Oldham KA, Parsonage G, Bhatt RI, Wallace DMA, Deshmukh N, Chaudhri S, Adams DH and Lee SP. T lymphocyte recruitment into Renal Cell Carcinoma tissue: A role for chemokine receptors CXCR3, CXCR6, CCR5 and CCR6. Eur Urol. 2012 61, 385-394.
Parsonage G, Machado LR, Hui J, McLarnon A, Schmaler T, Balasothy M, To K-F, Vlantis AC, van Hasselt CA, Lo KW, Wong W-L, Hui EP, Chan A and Lee SP. CXCR6 and CCR5 localise T lymphocyte subsets in Nasopharyngeal Carcinoma. Am J Pathol. 2012 180, 1215-22.

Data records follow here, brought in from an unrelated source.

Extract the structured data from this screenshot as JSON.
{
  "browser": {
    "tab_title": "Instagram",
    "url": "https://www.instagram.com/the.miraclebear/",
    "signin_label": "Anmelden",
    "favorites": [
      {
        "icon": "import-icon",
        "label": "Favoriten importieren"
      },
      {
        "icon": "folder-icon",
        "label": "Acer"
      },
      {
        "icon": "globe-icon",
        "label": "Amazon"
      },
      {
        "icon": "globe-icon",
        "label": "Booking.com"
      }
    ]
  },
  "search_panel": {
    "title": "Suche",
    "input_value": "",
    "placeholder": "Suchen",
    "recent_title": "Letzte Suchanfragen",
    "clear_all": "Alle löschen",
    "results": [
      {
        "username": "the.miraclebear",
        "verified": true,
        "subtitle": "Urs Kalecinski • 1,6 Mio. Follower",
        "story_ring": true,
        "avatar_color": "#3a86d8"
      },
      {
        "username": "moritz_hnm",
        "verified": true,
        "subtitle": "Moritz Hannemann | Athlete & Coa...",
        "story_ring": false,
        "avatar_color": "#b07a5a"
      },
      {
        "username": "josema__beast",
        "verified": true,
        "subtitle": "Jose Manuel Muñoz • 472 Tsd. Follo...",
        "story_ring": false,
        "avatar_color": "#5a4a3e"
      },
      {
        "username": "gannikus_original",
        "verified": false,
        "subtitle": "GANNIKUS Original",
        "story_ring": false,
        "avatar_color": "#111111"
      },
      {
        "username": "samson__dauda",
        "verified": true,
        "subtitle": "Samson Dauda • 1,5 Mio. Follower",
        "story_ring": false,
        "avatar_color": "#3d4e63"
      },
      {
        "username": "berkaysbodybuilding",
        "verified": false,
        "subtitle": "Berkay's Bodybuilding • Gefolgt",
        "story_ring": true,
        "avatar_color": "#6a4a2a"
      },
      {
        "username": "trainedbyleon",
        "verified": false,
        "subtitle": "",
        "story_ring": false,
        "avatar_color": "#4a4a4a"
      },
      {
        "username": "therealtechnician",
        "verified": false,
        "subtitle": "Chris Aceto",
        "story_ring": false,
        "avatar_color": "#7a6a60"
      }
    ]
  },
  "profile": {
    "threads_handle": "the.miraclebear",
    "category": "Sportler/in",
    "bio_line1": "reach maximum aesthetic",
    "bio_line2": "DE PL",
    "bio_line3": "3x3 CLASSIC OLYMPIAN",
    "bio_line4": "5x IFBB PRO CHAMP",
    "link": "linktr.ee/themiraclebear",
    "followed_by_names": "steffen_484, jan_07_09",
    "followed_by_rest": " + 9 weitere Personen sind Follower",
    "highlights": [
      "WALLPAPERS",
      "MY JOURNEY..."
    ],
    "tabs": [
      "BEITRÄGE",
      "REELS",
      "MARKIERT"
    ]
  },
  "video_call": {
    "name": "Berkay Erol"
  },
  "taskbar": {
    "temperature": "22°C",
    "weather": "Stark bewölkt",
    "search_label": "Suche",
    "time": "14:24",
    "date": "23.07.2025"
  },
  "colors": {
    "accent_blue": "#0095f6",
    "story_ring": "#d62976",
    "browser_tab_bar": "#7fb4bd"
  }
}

Fox CP, Haigh TA, Taylor GS, Long HM, Lee SP, Shannon-Lowe C, O’Connor S, Bollard CM, Iqbal J, Chan WC, Rickinson AB, Bell AI, Rowe M. A novel latent membrane 2 transcript expressed in Epstein-Barr virus-positive NK and T cell lymphoproliferative disease encodes a target for cellular immunotherapy. Blood. 2010 116, 3695-3704.
Brooks, JM, Lee SP, Leese AM, Thomas WA, Rowe M and Rickinson AB. Cyclical Expression of EBV Latent Membrane Protein 1 in EBV-Transformed B Cells Underpins Heterogeneity of Epitope Presentation and CD8+ T Cell Recognition. J Immunol. 2009 182, 1919–1928.
Machado, L, Jarrett R, Morgan S, Murray P, Hunter B, Crocker J, Thomas W, Steven N, Ismail T, Chapman A, Adams D, Lee S. Expression and function of T cell homing molecules in Hodgkin’s Lymphoma. Cancer Immunol. Immunother. 2009 58, 85-94.
Long HM, Haigh TA, Gudgeon NH, Leen AM, Tsang CW, Brooks J, Landais E, Houssaint E, Lee SP, Rickinson AB, Taylor GS. CD4+ T-cell responses to Epstein-Barr virus (EBV) latent-cycle antigens and the recognition of EBV-transformed lymphoblastoid cell lines. J Virol. 2005 Apr;79(8):4896-907
Lee SP, Brooks JM, Al Jarrah H, Thomas WA, Haigh TA, Taylor GS, Humme S, Schepers A, Hammerschmidt W, Yates JL, Rickinson AB and Blake NW. CD8 T cell recognition of endogenously expressed Epstein Barr virus nuclear antigen 1. J.Exp.Med. 2004 199, 1409-1420
Chapman ALN, Rickinson AB, Thomas WA, Jarrett RF, Crocker J and Lee SP. Epstein-Barr Virus-Specific Cytotoxic T Lymphocyte Responses in the blood and tumour site of Hodgkin’s Disease patients: Implications for a T Cell-Based Therapy. Cancer Research. 2001 61: 6219-6226.